Minimally Invasive Spinal Surgery
Mininmally Invasive Surgery (Key Hole Surgery) is concept that is gaining traction in the world of spine surgery. Whilst a consensus definition remains elusive, the ultimate aim of minimally invasive surgery is to minimize the surgical footprint, consequently decreasing post operative pain and allowing expeditious recovery. In order for minimally invasive surgery to be successful, the surgical goals; decompression of neural elements and stabilization of diseased segments remain unchanged.
This surgery is performed through a one inch incision in the back. The herniated disc fragments are removed to relieve external pressure on the nerve . Patients are encouraged to commence the rehabilitation process as early as 4 hours after surgery.
Transforaminal Lumbar Interbody Fusion (TLIF)
This surgery involves parallel incisions roughly half to one inch in length. The spinal column is approached without disruption of the adjacent musculature. Decompression and stabilisation are achieved without undue retraction of neural elements
Minimally Invasive Posterior Instrumentation

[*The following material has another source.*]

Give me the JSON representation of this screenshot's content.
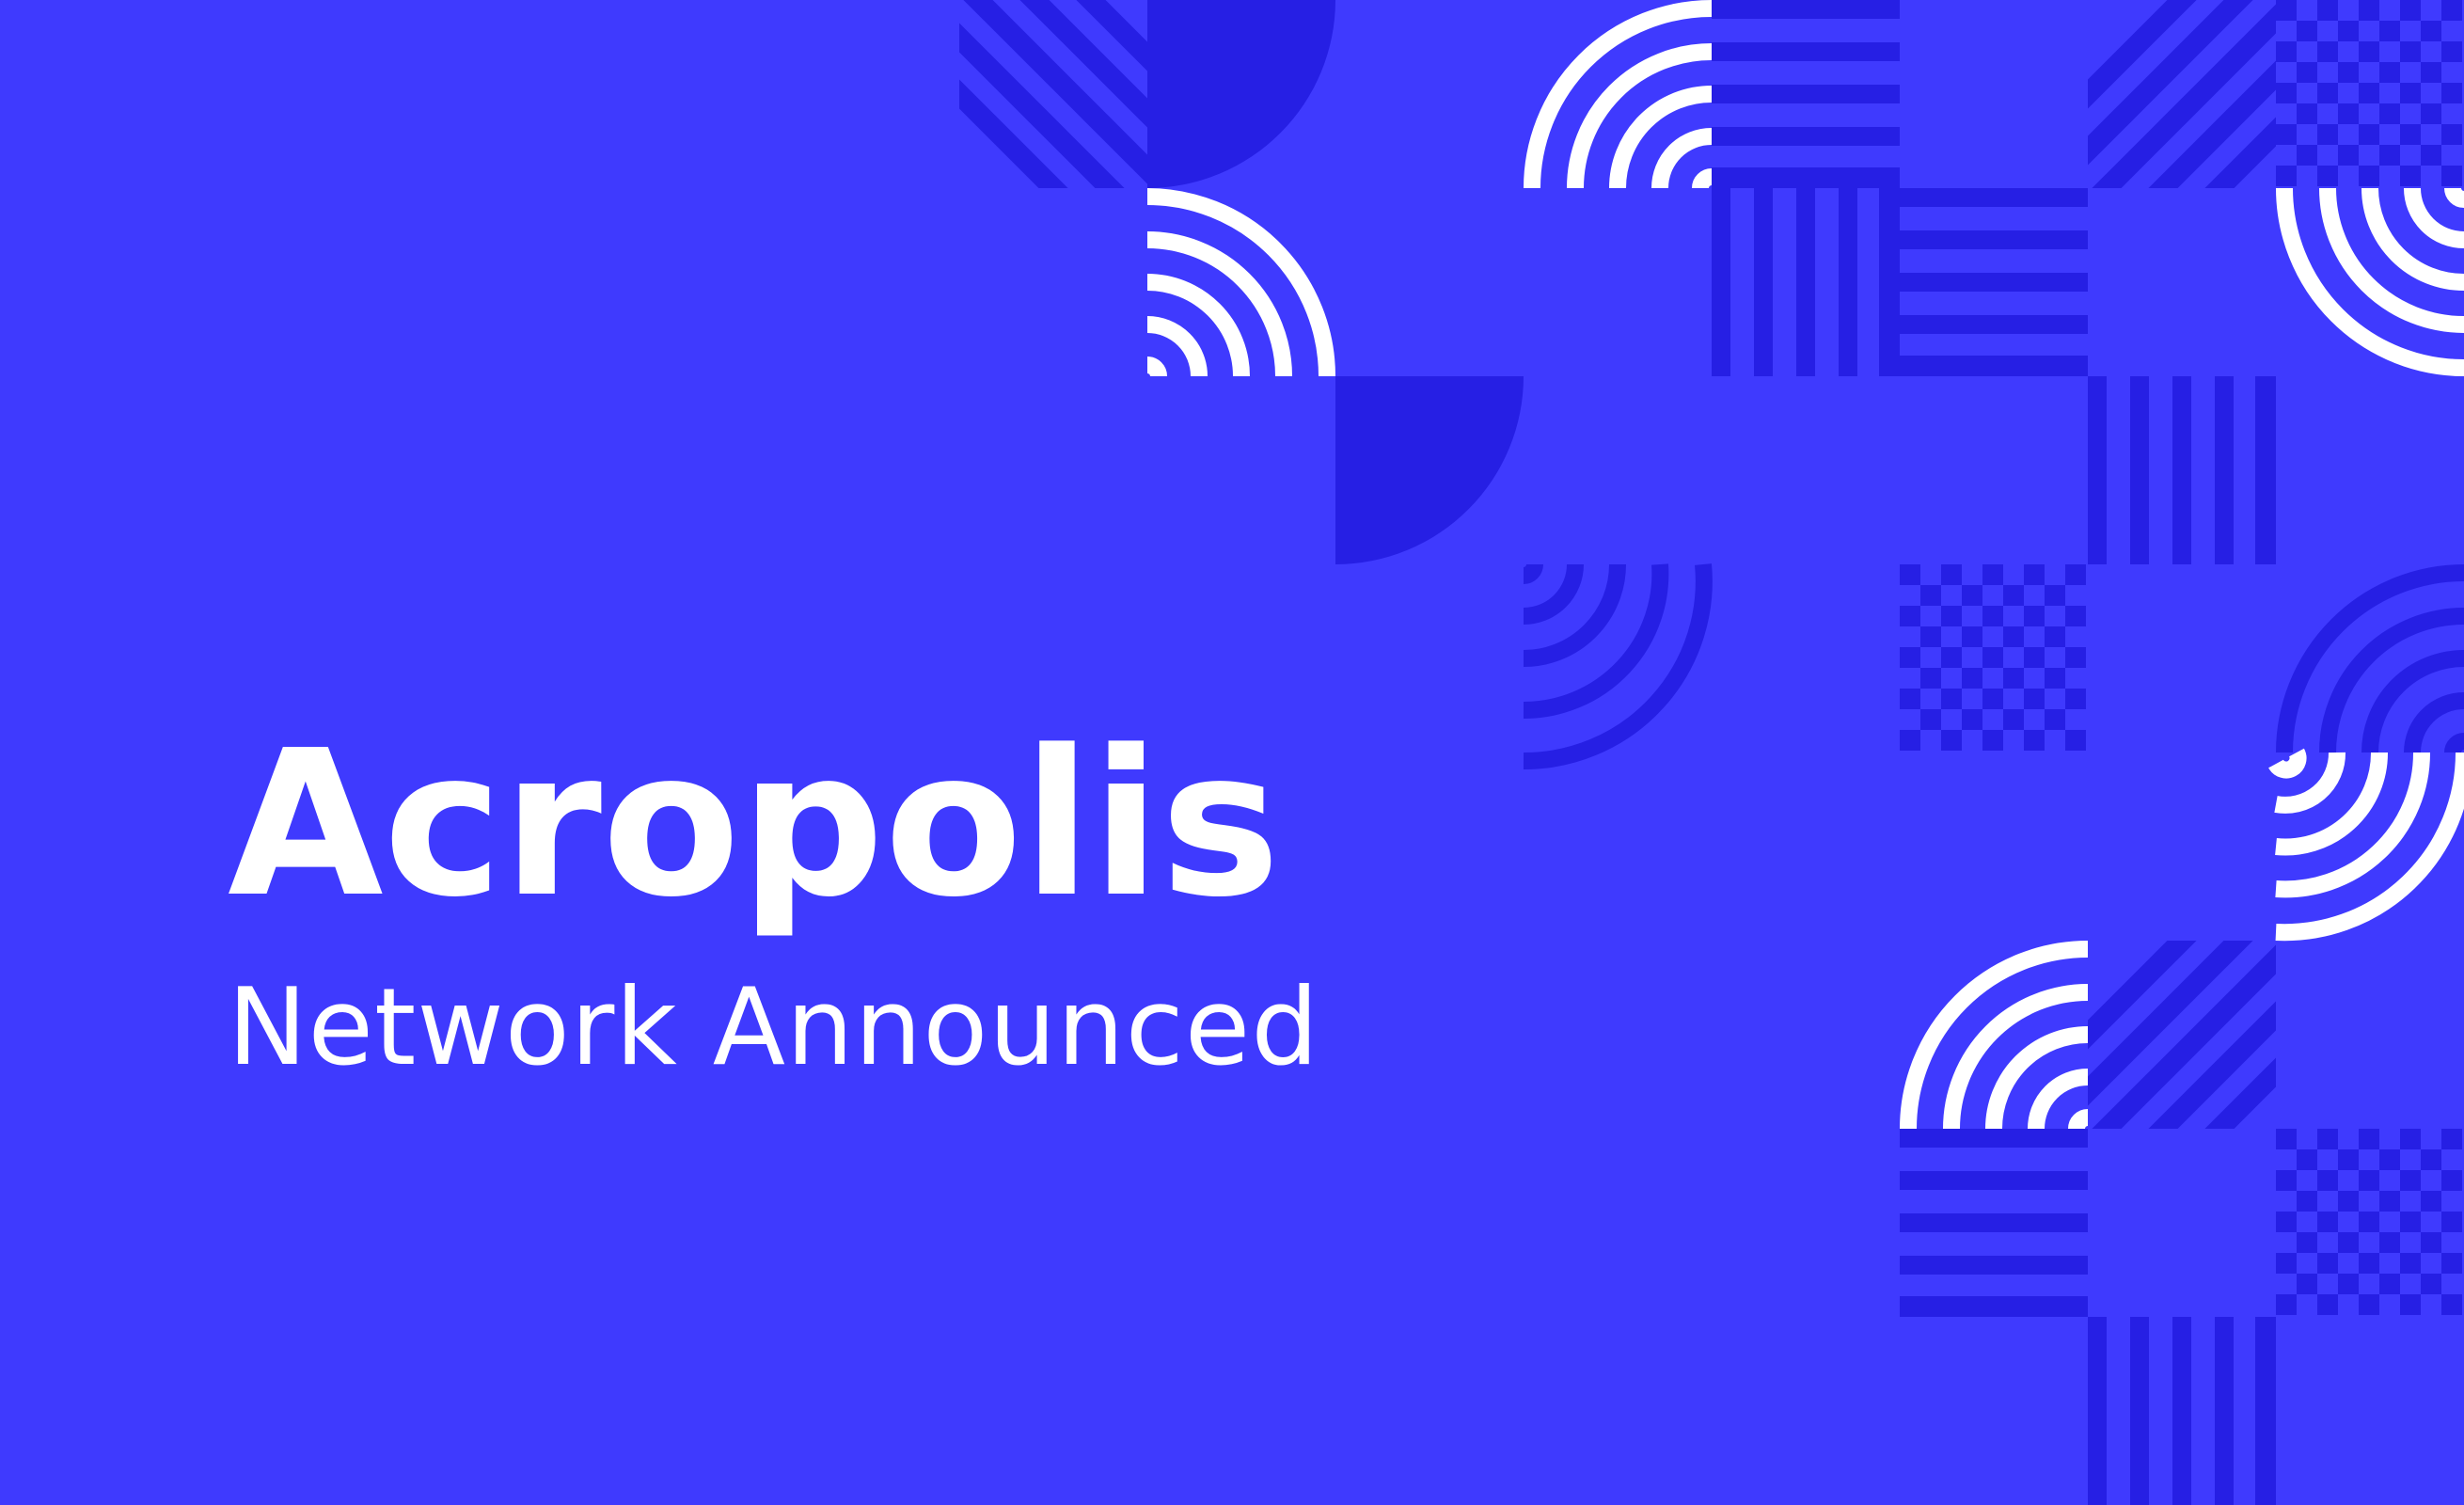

This technique involves two half-inch incisions. Pedicle instrumentation is inserted, without disruption of the spinal musculature, conferring stability of the spinal column.
Lateral Interbody Fusion
This surgical technique involves a 2 inch incision in the flank. The spine is approached through the psoas muscle. Due to the proximity of nerves subserving function to the lower limb, electrophysiological monitoring is employed during these cases. Studies have demonstrated high fusion rates as well as an ability to decompress nerves.
Anterior Lumbar Interbody Fusion (ALIF)
This technique has evolved as one of the predominant surgical technique in the treatment of discogenic back pain . This technique involves an incision about 3-4 inches in length in the front of the abdomen. the abdominal contents are gently retracted to facilitate access to the spinal column. This technique has the advantage of high fusion rates and preserving the muscles which stabilize the spinal column.